A Day In The Life Of A Water Bank

May 13, 2014

Pastor Lee Dreyer, along with Janet McIntyre, haul boxes full of water jugs out to clients as part of the Water for Woodlands water bank at the White Oak Springs Presbyterian Church in Renfrew, Pa.
Credit Ryan Loew / 90.5 WESA

For two years, a Presbyterian Church near hard-to-pronounce Connoquenessing Township, Pa., has been a bank — a water bank to be precise.

The church distributes water to 34 families whose wells went bad around the time hydraulic fracturing started in the region. The coincidence can’t be proven, but residents of the Woodlands, a poor rural community in the township, said they can tell by taste, smell, color and skin reaction that their water hasn’t been right.

The neighborhood received a lot of press back in 2011 and 2012. Documentaries were made. Reporters from around the world wrote stories. But as the years went on, the press faded.

It all started in early 2011, when people noticed their well water began tasting bad and smelling like “rotten eggs” and “burnt plastic,” residents said. The water turned a murky orange color and dark sediment floated in it.

Some people even got strange rashes. Others threw up. Animals stopped drinking the water. Eventually, many people in the community stopped, too.
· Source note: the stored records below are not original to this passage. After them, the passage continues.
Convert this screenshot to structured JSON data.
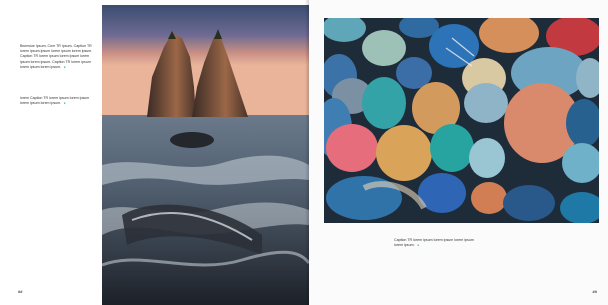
{
  "captions": {
    "left_top": "Bwrrwiue Ipsum, Cwrr TR Ipsum. Caption TR lorem ipsum ipsum lorem ipsum lorem ipsum. Caption TR lorem ipsum lorem ipsum lorem ipsum lorem ipsum. Caption TR lorem ipsum lorem ipsum lorem ipsum.",
    "left_bottom": "lorem Caption TR lorem ipsum lorem ipsum lorem ipsum lorem ipsum.",
    "right": "Caption TR lorem ipsum lorem ipsum lorem ipsum lorem ipsum."
  },
  "folios": {
    "left": "##",
    "right": "##"
  },
  "colors": {
    "accent": "#2aa7a0",
    "page": "#ffffff"
  }
}
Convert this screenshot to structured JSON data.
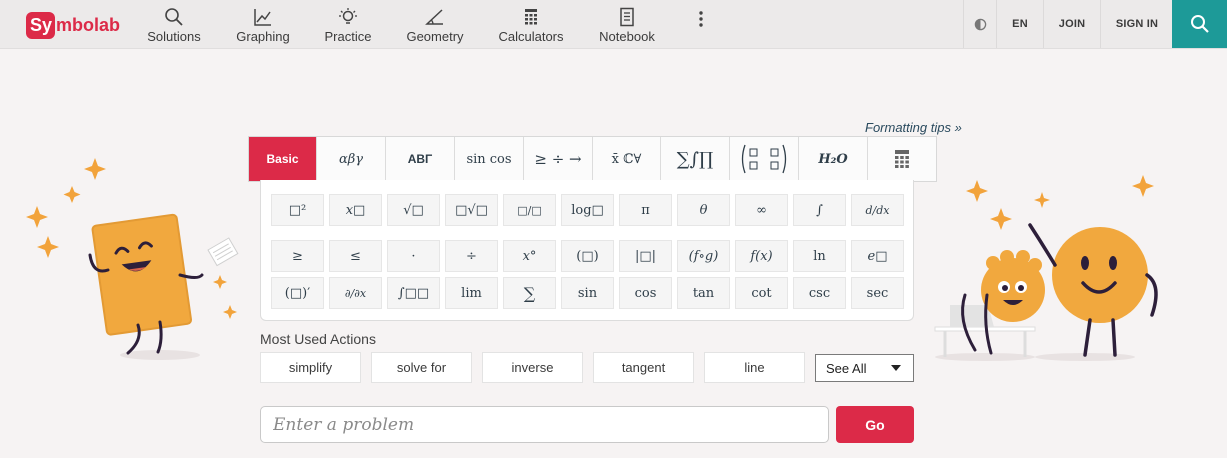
{
  "brand": {
    "logo_prefix": "Sy",
    "logo_rest": "mbolab",
    "accent_color": "#dc2a48",
    "teal_color": "#1d9a98"
  },
  "nav": {
    "items": [
      {
        "label": "Solutions",
        "icon": "search-icon"
      },
      {
        "label": "Graphing",
        "icon": "graph-icon"
      },
      {
        "label": "Practice",
        "icon": "lightbulb-icon"
      },
      {
        "label": "Geometry",
        "icon": "angle-icon"
      },
      {
        "label": "Calculators",
        "icon": "calculator-icon"
      },
      {
        "label": "Notebook",
        "icon": "notebook-icon"
      }
    ],
    "lang": "EN",
    "join": "JOIN",
    "sign_in": "SIGN IN"
  },
  "formatting_tips": "Formatting tips »",
  "tabs": [
    "Basic",
    "αβγ",
    "ABΓ",
    "sin cos",
    "≥ ÷ →",
    "x̄ ℂ∀",
    "∑∫∏",
    "( ▫ ▫ )",
    "H₂O",
    "calculator"
  ],
  "keys": {
    "row1": [
      "□²",
      "x□",
      "√□",
      "□√□",
      "□/□",
      "log□",
      "π",
      "θ",
      "∞",
      "∫",
      "d/dx"
    ],
    "row2": [
      "≥",
      "≤",
      "·",
      "÷",
      "x°",
      "(□)",
      "|□|",
      "(f∘g)",
      "f(x)",
      "ln",
      "e□"
    ],
    "row3": [
      "(□)′",
      "∂/∂x",
      "∫□□",
      "lim",
      "∑",
      "sin",
      "cos",
      "tan",
      "cot",
      "csc",
      "sec"
    ]
  },
  "most_used": {
    "title": "Most Used Actions",
    "actions": [
      "simplify",
      "solve for",
      "inverse",
      "tangent",
      "line"
    ],
    "see_all": "See All"
  },
  "input": {
    "placeholder": "Enter a problem"
  },
  "go_label": "Go"
}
Read more of this story at the website of our partner PublicSource.